● Records contained in a dataset:
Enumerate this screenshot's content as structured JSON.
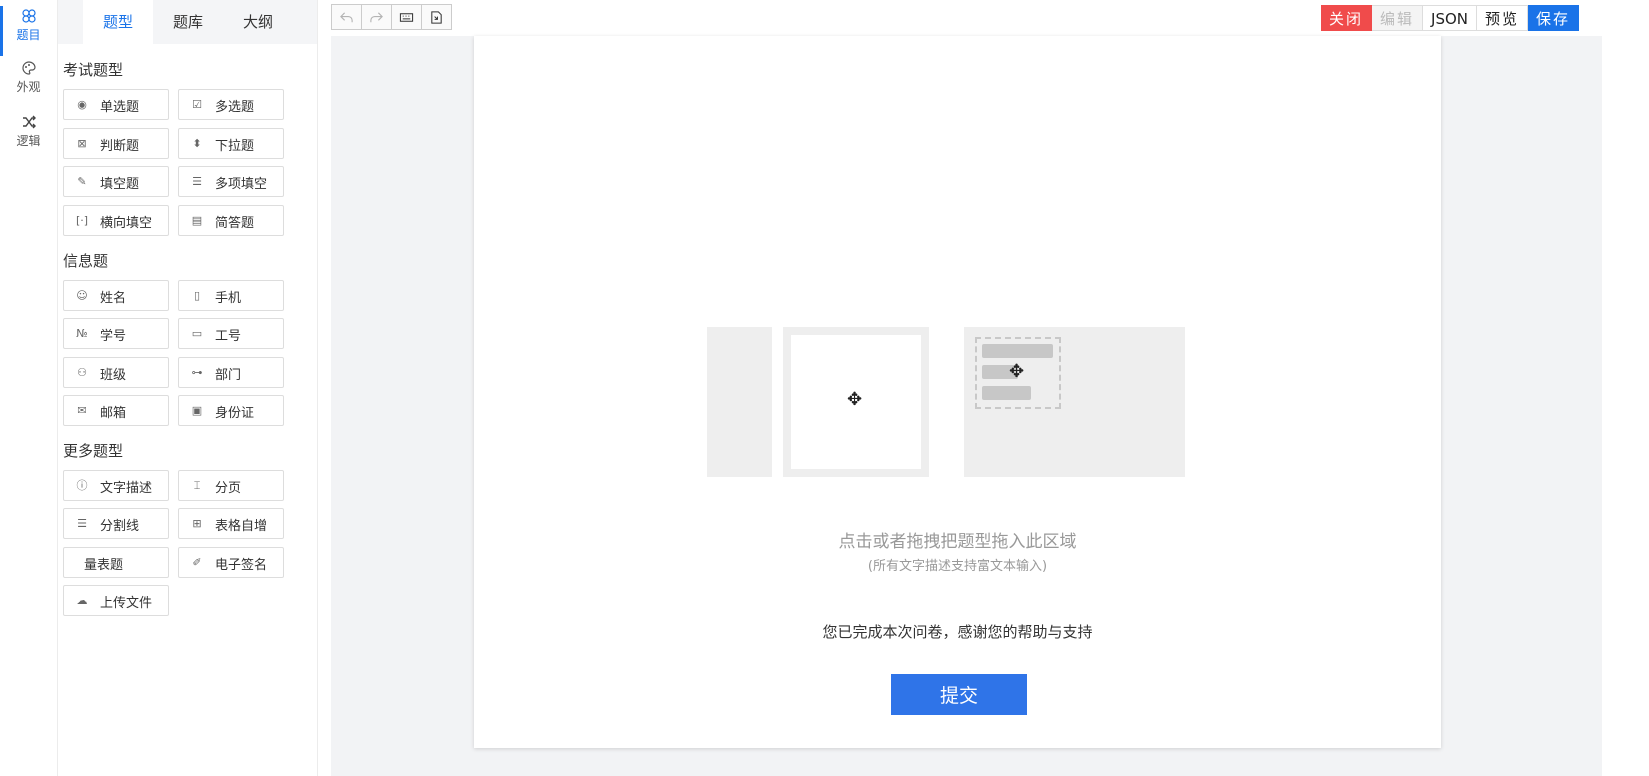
{
  "rail": {
    "items": [
      {
        "label": "题目",
        "icon": "question-icon",
        "active": true
      },
      {
        "label": "外观",
        "icon": "palette-icon"
      },
      {
        "label": "逻辑",
        "icon": "shuffle-icon"
      }
    ]
  },
  "tabs": [
    "题型",
    "题库",
    "大纲"
  ],
  "groups": {
    "exam": {
      "title": "考试题型",
      "items": [
        "单选题",
        "多选题",
        "判断题",
        "下拉题",
        "填空题",
        "多项填空",
        "横向填空",
        "简答题"
      ]
    },
    "info": {
      "title": "信息题",
      "items": [
        "姓名",
        "手机",
        "学号",
        "工号",
        "班级",
        "部门",
        "邮箱",
        "身份证"
      ]
    },
    "more": {
      "title": "更多题型",
      "items": [
        "文字描述",
        "分页",
        "分割线",
        "表格自增",
        "量表题",
        "电子签名",
        "上传文件"
      ]
    }
  },
  "actions": {
    "close": "关闭",
    "edit": "编辑",
    "json": "JSON",
    "preview": "预览",
    "save": "保存"
  },
  "canvas": {
    "hint": "点击或者拖拽把题型拖入此区域",
    "hint_sub": "(所有文字描述支持富文本输入)",
    "thanks": "您已完成本次问卷，感谢您的帮助与支持",
    "submit": "提交"
  },
  "colors": {
    "accent": "#1a73e8",
    "close": "#f04b4b"
  }
}
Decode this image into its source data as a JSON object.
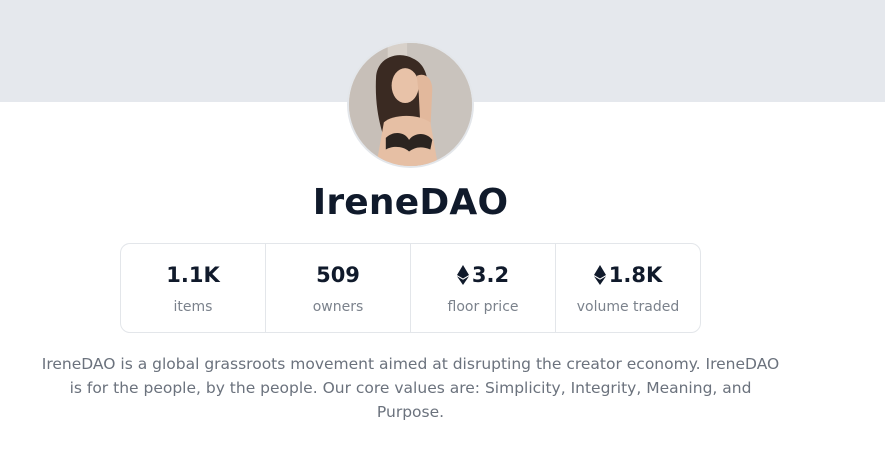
{
  "collection": {
    "name": "IreneDAO",
    "description": "IreneDAO is a global grassroots movement aimed at disrupting the creator economy. IreneDAO is for the people, by the people. Our core values are: Simplicity, Integrity, Meaning, and Purpose."
  },
  "stats": [
    {
      "value": "1.1K",
      "label": "items",
      "icon": null
    },
    {
      "value": "509",
      "label": "owners",
      "icon": null
    },
    {
      "value": "3.2",
      "label": "floor price",
      "icon": "ethereum-icon"
    },
    {
      "value": "1.8K",
      "label": "volume traded",
      "icon": "ethereum-icon"
    }
  ],
  "colors": {
    "banner": "#e5e8ed",
    "title": "#101a2b",
    "muted_text": "#7b828c",
    "border": "#e3e6ea"
  }
}
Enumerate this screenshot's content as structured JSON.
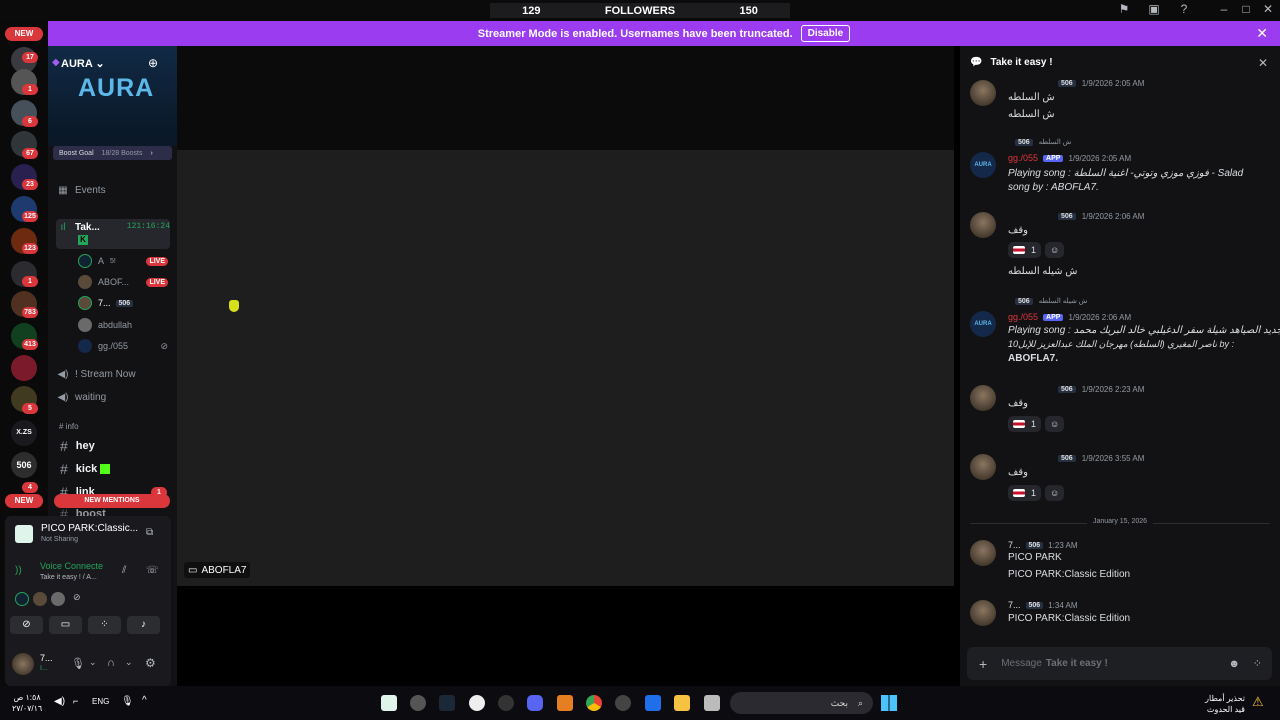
{
  "topbar": {
    "followers_left": "129",
    "followers_label": "FOLLOWERS",
    "followers_right": "150"
  },
  "banner": {
    "text": "Streamer Mode is enabled. Usernames have been truncated.",
    "button": "Disable"
  },
  "server_rail": {
    "new_top": "NEW",
    "new_bottom": "NEW",
    "badges": [
      "6",
      "17",
      "1",
      "6",
      "67",
      "23",
      "125",
      "123",
      "1",
      "783",
      "413",
      "5",
      "4"
    ],
    "xzs": "X.ZS",
    "num506": "506"
  },
  "sidebar": {
    "server_name": "AURA",
    "logo": "AURA",
    "boost_goal_label": "Boost Goal",
    "boost_goal_value": "18/28 Boosts",
    "events": "Events",
    "voice_channel": {
      "name": "Tak...",
      "timer": "121:16:24",
      "sub": "K"
    },
    "voice_users": [
      {
        "name": "A",
        "extra": "5!",
        "live": "LIVE"
      },
      {
        "name": "ABOF...",
        "live": "LIVE"
      },
      {
        "name": "7...",
        "tag": "506"
      },
      {
        "name": "abdullah"
      },
      {
        "name": "gg./055"
      }
    ],
    "stream_now": "! Stream Now",
    "waiting": "waiting",
    "category": "# info",
    "text_channels": [
      "hey",
      "kick",
      "link",
      "boost"
    ],
    "link_badge": "1",
    "new_mentions": "NEW MENTIONS"
  },
  "bottom_panel": {
    "activity_title": "PICO PARK:Classic...",
    "activity_sub": "Not Sharing",
    "voice_status": "Voice Connecte",
    "voice_channel": "Take it easy ! / A...",
    "user_name": "7...",
    "user_sub": "I..."
  },
  "stream": {
    "label": "ABOFLA7"
  },
  "chat": {
    "title": "Take it easy !",
    "messages": [
      {
        "tag": "506",
        "time": "1/9/2026 2:05 AM",
        "lines": [
          "ش السلطه",
          "ش السلطه"
        ]
      },
      {
        "reply_to": "ش السلطه",
        "reply_tag": "506",
        "author": "gg./055",
        "app": "APP",
        "time": "1/9/2026 2:05 AM",
        "lines": [
          "Playing song : فوزي موزي وتوتي- اغنية السلطة - Salad",
          "song by : ABOFLA7."
        ]
      },
      {
        "tag": "506",
        "time": "1/9/2026 2:06 AM",
        "lines": [
          "وقف"
        ],
        "reaction": "1",
        "after": "ش شيله السلطه"
      },
      {
        "reply_to": "ش شيله السلطه",
        "reply_tag": "506",
        "author": "gg./055",
        "app": "APP",
        "time": "1/9/2026 2:06 AM",
        "lines": [
          "Playing song : جديد الصياهد شيلة سفر الدغيلبي خالد البريك محمد",
          "ناصر المغيري (السلطه) مهرجان الملك عبدالعزيز للإبل10 by :",
          "ABOFLA7."
        ]
      },
      {
        "tag": "506",
        "time": "1/9/2026 2:23 AM",
        "lines": [
          "وقف"
        ],
        "reaction": "1"
      },
      {
        "tag": "506",
        "time": "1/9/2026 3:55 AM",
        "lines": [
          "وقف"
        ],
        "reaction": "1"
      }
    ],
    "date_divider": "January 15, 2026",
    "messages2": [
      {
        "author": "7...",
        "tag": "506",
        "time": "1:23 AM",
        "lines": [
          "PICO PARK",
          "PICO PARK:Classic Edition"
        ]
      },
      {
        "author": "7...",
        "tag": "506",
        "time": "1:34 AM",
        "lines": [
          "PICO PARK:Classic Edition"
        ]
      }
    ],
    "input_placeholder_prefix": "Message",
    "input_placeholder_channel": "Take it easy !"
  },
  "taskbar": {
    "time": "١:٥٨ ص",
    "date": "٢٧/٠٧/١٦",
    "lang": "ENG",
    "search": "بحث",
    "notice_line1": "تحذير أمطار",
    "notice_line2": "قيد الحدوث"
  },
  "colors": {
    "banner": "#9b3cf0",
    "live": "#da373c",
    "app": "#5865f2",
    "accent_green": "#23a55a"
  }
}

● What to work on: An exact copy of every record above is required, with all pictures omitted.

● Answer to this task:
Enumerate this screenshot's content as structured JSON.
{
  "rail": {
    "items": [
      {
        "label": "题目",
        "icon": "question-icon",
        "active": true
      },
      {
        "label": "外观",
        "icon": "palette-icon"
      },
      {
        "label": "逻辑",
        "icon": "shuffle-icon"
      }
    ]
  },
  "tabs": [
    "题型",
    "题库",
    "大纲"
  ],
  "groups": {
    "exam": {
      "title": "考试题型",
      "items": [
        "单选题",
        "多选题",
        "判断题",
        "下拉题",
        "填空题",
        "多项填空",
        "横向填空",
        "简答题"
      ]
    },
    "info": {
      "title": "信息题",
      "items": [
        "姓名",
        "手机",
        "学号",
        "工号",
        "班级",
        "部门",
        "邮箱",
        "身份证"
      ]
    },
    "more": {
      "title": "更多题型",
      "items": [
        "文字描述",
        "分页",
        "分割线",
        "表格自增",
        "量表题",
        "电子签名",
        "上传文件"
      ]
    }
  },
  "actions": {
    "close": "关闭",
    "edit": "编辑",
    "json": "JSON",
    "preview": "预览",
    "save": "保存"
  },
  "canvas": {
    "hint": "点击或者拖拽把题型拖入此区域",
    "hint_sub": "(所有文字描述支持富文本输入)",
    "thanks": "您已完成本次问卷，感谢您的帮助与支持",
    "submit": "提交"
  },
  "colors": {
    "accent": "#1a73e8",
    "close": "#f04b4b"
  }
}
Decode this image into its source data as a JSON object.
{
  "collection": {
    "name": "IreneDAO",
    "description": "IreneDAO is a global grassroots movement aimed at disrupting the creator economy. IreneDAO is for the people, by the people. Our core values are: Simplicity, Integrity, Meaning, and Purpose."
  },
  "stats": [
    {
      "value": "1.1K",
      "label": "items",
      "icon": null
    },
    {
      "value": "509",
      "label": "owners",
      "icon": null
    },
    {
      "value": "3.2",
      "label": "floor price",
      "icon": "ethereum-icon"
    },
    {
      "value": "1.8K",
      "label": "volume traded",
      "icon": "ethereum-icon"
    }
  ],
  "colors": {
    "banner": "#e5e8ed",
    "title": "#101a2b",
    "muted_text": "#7b828c",
    "border": "#e3e6ea"
  }
}
Enumerate this screenshot's content as structured JSON.
{
  "topbar": {
    "followers_left": "129",
    "followers_label": "FOLLOWERS",
    "followers_right": "150"
  },
  "banner": {
    "text": "Streamer Mode is enabled. Usernames have been truncated.",
    "button": "Disable"
  },
  "server_rail": {
    "new_top": "NEW",
    "new_bottom": "NEW",
    "badges": [
      "6",
      "17",
      "1",
      "6",
      "67",
      "23",
      "125",
      "123",
      "1",
      "783",
      "413",
      "5",
      "4"
    ],
    "xzs": "X.ZS",
    "num506": "506"
  },
  "sidebar": {
    "server_name": "AURA",
    "logo": "AURA",
    "boost_goal_label": "Boost Goal",
    "boost_goal_value": "18/28 Boosts",
    "events": "Events",
    "voice_channel": {
      "name": "Tak...",
      "timer": "121:16:24",
      "sub": "K"
    },
    "voice_users": [
      {
        "name": "A",
        "extra": "5!",
        "live": "LIVE"
      },
      {
        "name": "ABOF...",
        "live": "LIVE"
      },
      {
        "name": "7...",
        "tag": "506"
      },
      {
        "name": "abdullah"
      },
      {
        "name": "gg./055"
      }
    ],
    "stream_now": "! Stream Now",
    "waiting": "waiting",
    "category": "# info",
    "text_channels": [
      "hey",
      "kick",
      "link",
      "boost"
    ],
    "link_badge": "1",
    "new_mentions": "NEW MENTIONS"
  },
  "bottom_panel": {
    "activity_title": "PICO PARK:Classic...",
    "activity_sub": "Not Sharing",
    "voice_status": "Voice Connecte",
    "voice_channel": "Take it easy ! / A...",
    "user_name": "7...",
    "user_sub": "I..."
  },
  "stream": {
    "label": "ABOFLA7"
  },
  "chat": {
    "title": "Take it easy !",
    "messages": [
      {
        "tag": "506",
        "time": "1/9/2026 2:05 AM",
        "lines": [
          "ش السلطه",
          "ش السلطه"
        ]
      },
      {
        "reply_to": "ش السلطه",
        "reply_tag": "506",
        "author": "gg./055",
        "app": "APP",
        "time": "1/9/2026 2:05 AM",
        "lines": [
          "Playing song : فوزي موزي وتوتي- اغنية السلطة - Salad",
          "song by : ABOFLA7."
        ]
      },
      {
        "tag": "506",
        "time": "1/9/2026 2:06 AM",
        "lines": [
          "وقف"
        ],
        "reaction": "1",
        "after": "ش شيله السلطه"
      },
      {
        "reply_to": "ش شيله السلطه",
        "reply_tag": "506",
        "author": "gg./055",
        "app": "APP",
        "time": "1/9/2026 2:06 AM",
        "lines": [
          "Playing song : جديد الصياهد شيلة سفر الدغيلبي خالد البريك محمد",
          "ناصر المغيري (السلطه) مهرجان الملك عبدالعزيز للإبل10 by :",
          "ABOFLA7."
        ]
      },
      {
        "tag": "506",
        "time": "1/9/2026 2:23 AM",
        "lines": [
          "وقف"
        ],
        "reaction": "1"
      },
      {
        "tag": "506",
        "time": "1/9/2026 3:55 AM",
        "lines": [
          "وقف"
        ],
        "reaction": "1"
      }
    ],
    "date_divider": "January 15, 2026",
    "messages2": [
      {
        "author": "7...",
        "tag": "506",
        "time": "1:23 AM",
        "lines": [
          "PICO PARK",
          "PICO PARK:Classic Edition"
        ]
      },
      {
        "author": "7...",
        "tag": "506",
        "time": "1:34 AM",
        "lines": [
          "PICO PARK:Classic Edition"
        ]
      }
    ],
    "input_placeholder_prefix": "Message",
    "input_placeholder_channel": "Take it easy !"
  },
  "taskbar": {
    "time": "١:٥٨ ص",
    "date": "٢٧/٠٧/١٦",
    "lang": "ENG",
    "search": "بحث",
    "notice_line1": "تحذير أمطار",
    "notice_line2": "قيد الحدوث"
  },
  "colors": {
    "banner": "#9b3cf0",
    "live": "#da373c",
    "app": "#5865f2",
    "accent_green": "#23a55a"
  }
}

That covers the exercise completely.